Exercise brief: In the listing below, locate the lines that hold the string "name". Copy those lines.

-------- Listed records --------

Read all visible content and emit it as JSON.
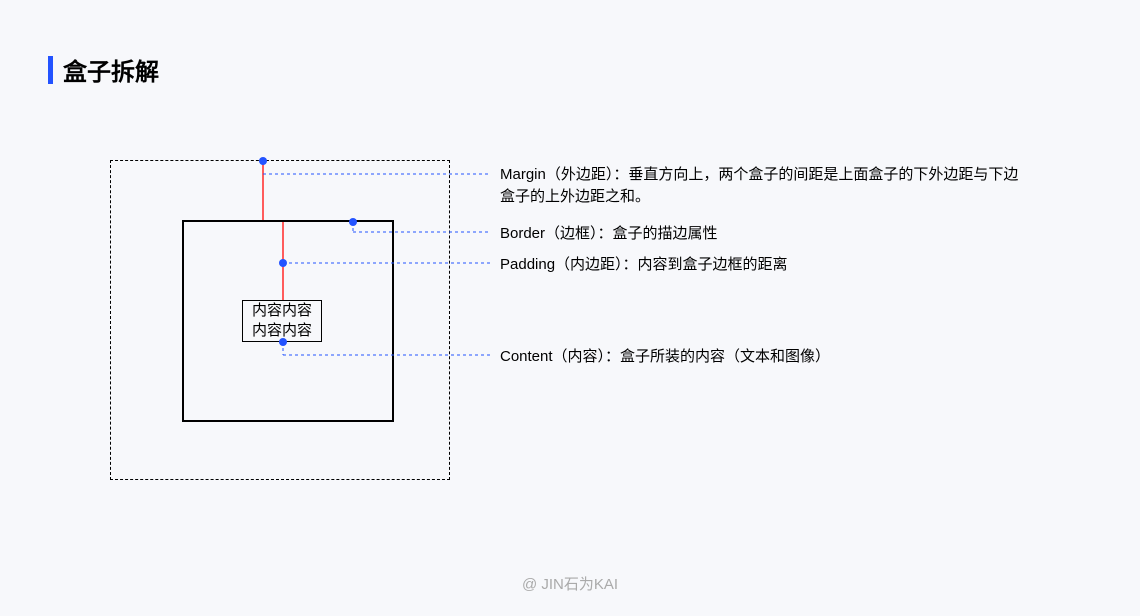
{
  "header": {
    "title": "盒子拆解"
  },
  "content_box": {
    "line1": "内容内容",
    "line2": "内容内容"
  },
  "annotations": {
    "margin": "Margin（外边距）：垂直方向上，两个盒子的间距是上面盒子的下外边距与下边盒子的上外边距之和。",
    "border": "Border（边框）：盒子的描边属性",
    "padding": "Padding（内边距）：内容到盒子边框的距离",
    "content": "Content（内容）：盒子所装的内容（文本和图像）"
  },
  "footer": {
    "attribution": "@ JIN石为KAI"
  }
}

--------
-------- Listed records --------

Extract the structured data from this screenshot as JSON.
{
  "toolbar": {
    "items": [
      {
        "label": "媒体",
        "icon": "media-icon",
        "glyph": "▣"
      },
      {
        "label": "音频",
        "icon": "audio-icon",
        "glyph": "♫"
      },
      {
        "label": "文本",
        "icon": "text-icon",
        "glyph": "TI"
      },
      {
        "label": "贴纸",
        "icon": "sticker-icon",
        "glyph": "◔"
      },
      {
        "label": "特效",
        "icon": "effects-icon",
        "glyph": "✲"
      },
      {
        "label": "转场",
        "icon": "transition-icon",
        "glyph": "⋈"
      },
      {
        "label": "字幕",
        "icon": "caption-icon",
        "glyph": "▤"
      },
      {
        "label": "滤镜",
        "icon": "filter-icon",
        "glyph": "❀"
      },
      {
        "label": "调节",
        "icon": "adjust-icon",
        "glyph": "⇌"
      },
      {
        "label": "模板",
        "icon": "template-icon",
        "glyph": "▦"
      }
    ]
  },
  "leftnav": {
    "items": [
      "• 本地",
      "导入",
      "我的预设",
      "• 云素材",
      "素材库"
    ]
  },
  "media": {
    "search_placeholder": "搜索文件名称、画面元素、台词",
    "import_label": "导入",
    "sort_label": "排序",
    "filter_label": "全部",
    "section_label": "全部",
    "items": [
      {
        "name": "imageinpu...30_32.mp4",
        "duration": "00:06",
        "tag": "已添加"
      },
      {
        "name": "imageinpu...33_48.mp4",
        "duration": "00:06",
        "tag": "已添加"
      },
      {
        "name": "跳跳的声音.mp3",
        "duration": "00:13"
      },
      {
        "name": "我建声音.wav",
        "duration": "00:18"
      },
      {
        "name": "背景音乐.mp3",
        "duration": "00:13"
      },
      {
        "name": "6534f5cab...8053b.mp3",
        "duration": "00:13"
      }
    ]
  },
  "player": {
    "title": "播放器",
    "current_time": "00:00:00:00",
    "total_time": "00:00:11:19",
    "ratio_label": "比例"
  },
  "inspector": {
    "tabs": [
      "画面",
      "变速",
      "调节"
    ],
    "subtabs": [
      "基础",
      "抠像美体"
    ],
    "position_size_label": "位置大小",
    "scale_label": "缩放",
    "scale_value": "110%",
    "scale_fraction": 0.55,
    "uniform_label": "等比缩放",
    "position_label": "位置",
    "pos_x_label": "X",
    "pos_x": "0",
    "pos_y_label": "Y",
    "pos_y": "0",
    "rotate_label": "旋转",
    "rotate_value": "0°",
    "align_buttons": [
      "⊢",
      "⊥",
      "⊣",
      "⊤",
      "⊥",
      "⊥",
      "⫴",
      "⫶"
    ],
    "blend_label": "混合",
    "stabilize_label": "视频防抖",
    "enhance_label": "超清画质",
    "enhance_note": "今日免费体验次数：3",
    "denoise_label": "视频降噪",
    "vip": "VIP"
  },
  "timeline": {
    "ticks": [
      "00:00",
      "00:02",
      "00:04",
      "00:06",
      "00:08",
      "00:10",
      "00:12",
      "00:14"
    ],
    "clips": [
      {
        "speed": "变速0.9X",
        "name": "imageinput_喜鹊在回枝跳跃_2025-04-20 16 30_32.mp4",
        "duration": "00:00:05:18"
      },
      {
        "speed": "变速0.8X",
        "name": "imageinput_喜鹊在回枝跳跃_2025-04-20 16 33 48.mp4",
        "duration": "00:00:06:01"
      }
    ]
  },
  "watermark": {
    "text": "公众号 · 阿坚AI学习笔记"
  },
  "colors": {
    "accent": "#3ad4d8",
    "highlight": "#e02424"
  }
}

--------

Answer to the exercise:
        "name": "imageinpu...30_32.mp4",
        "name": "imageinpu...33_48.mp4",
        "name": "跳跳的声音.mp3",
        "name": "我建声音.wav",
        "name": "背景音乐.mp3",
        "name": "6534f5cab...8053b.mp3",
        "name": "imageinput_喜鹊在回枝跳跃_2025-04-20 16 30_32.mp4",
        "name": "imageinput_喜鹊在回枝跳跃_2025-04-20 16 33 48.mp4",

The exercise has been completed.